Committee looks at YMCA, baseball options
There are currently two options left on the table for a recreational facility in Stallings. By their Monday, Nov. 14 meeting, the exploratory committee had decided to focus on either a baseball facility or a partnership with the YMCA.
“If we do any type of complex, we’ll focus on baseball,” committee member Ira Bostic said. “Is there money immediately available to do it? No. You have to have talks and discussions.”
The committee dismissed other options, such as a aquatic center or indoor complex in previous meetings. In October, the Charlotte Centre Curling Club gave a presentation, asking for help in building a curling center, but the projected costs were too high. Retrofitting an existing structure would cost between $500,000 to $650,000, while building a new one would cost between $1,300,000 to $1,500,000.
After seeing the YMCA move forward with their partnership for a facility next to the Cuthbertson school cluster, committee members agreed to re-open talks with the organization. Earlier in the year, committee members rejected the YMCA as an option, because the organization would not pay to buy the land. Instead, YMCA officials said they would pay for the full construction bill for a facility that would serve as a satellite branch for the Siskey YMCA, much like the satellite office that opened in Wesley Chapel.
“They’re buying land from the schools,” Stallings town council member and committee liaison Wyatt Dunn said. “That would be the best of all worlds, they buy the land back from us and do all the development.”
Bostic agreed, saying if the YMCA would pay the town back, the idea could work.
“If they’re willing to pay for for, thats a switch in their policy that might make it interesting for the town of Stallings,” Bostic said, adding that any repayment could be stretched out over a 30 year period.
The original Sportsplex plan called for the town to purchase an 83 acre parcel of land, then work with National Amateur Sports to build a minimum of four outdoor athletic fields plus the actual complex. Under that original contract, the town would have spent $3 million to purchase 62 acres at the corner of Stevens Mill and Stallings roads, with the remaining 21 acres donated. Stallings would have eight months under the proposal to buy the property. Town council members balked at the price tag however and created the exploratory committee to look at other options.
As for the baseball option, Bostic pointed out the town already had one willing tenant, in the Porter Ridge Athletic Association.
“Porter Ridge would probably love to manage that, but they have no money,” Bostic said. “Anything we’re talking about would take years, as I don’t see anybody in the wings to put up money for four to five baseball fields.”

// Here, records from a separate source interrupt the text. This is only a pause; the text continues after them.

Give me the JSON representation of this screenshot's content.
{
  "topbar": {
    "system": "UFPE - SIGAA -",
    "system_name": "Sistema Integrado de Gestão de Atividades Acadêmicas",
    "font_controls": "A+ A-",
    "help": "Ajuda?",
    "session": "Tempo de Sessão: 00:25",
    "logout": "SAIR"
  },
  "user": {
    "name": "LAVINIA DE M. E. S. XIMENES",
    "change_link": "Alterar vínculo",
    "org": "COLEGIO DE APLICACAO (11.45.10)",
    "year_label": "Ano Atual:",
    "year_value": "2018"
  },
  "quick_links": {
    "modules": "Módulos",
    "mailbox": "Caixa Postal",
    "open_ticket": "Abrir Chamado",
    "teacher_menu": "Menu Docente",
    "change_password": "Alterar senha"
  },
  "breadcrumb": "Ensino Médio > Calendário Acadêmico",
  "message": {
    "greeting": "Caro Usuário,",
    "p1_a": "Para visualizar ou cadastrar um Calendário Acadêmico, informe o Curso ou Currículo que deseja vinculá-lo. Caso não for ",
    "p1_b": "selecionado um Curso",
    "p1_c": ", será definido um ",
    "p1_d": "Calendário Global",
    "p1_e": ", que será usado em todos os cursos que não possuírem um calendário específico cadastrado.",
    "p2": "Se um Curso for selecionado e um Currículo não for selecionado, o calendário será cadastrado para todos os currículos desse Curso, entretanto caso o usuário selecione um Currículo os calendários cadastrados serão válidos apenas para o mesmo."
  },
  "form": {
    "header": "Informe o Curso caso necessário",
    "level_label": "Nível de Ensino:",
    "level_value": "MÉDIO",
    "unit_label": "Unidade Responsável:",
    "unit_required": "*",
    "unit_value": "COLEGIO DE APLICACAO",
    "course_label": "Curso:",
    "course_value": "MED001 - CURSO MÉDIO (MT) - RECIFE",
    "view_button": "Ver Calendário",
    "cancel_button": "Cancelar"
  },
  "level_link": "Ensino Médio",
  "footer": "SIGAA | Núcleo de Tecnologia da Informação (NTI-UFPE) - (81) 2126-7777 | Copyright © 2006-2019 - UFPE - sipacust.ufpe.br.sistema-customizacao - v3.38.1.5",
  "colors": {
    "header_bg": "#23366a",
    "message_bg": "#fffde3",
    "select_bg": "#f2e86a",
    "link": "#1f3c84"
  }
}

Dunn suggested collecting money each year in the town’s capital improvement budget, to buy land and start construction later on. He said after speaking with Mike Vagnone from the Porter Ridge Athletic Association, the group’s optimal request was for four to five baseball fields and a rectangular field, including parking, concessions and restrooms. The only catch is that the committee still needs to collect cost estimates for any baseball facility. Committee members also floated the suggestion of letting voters decide on a bond to cover the cost of the facility.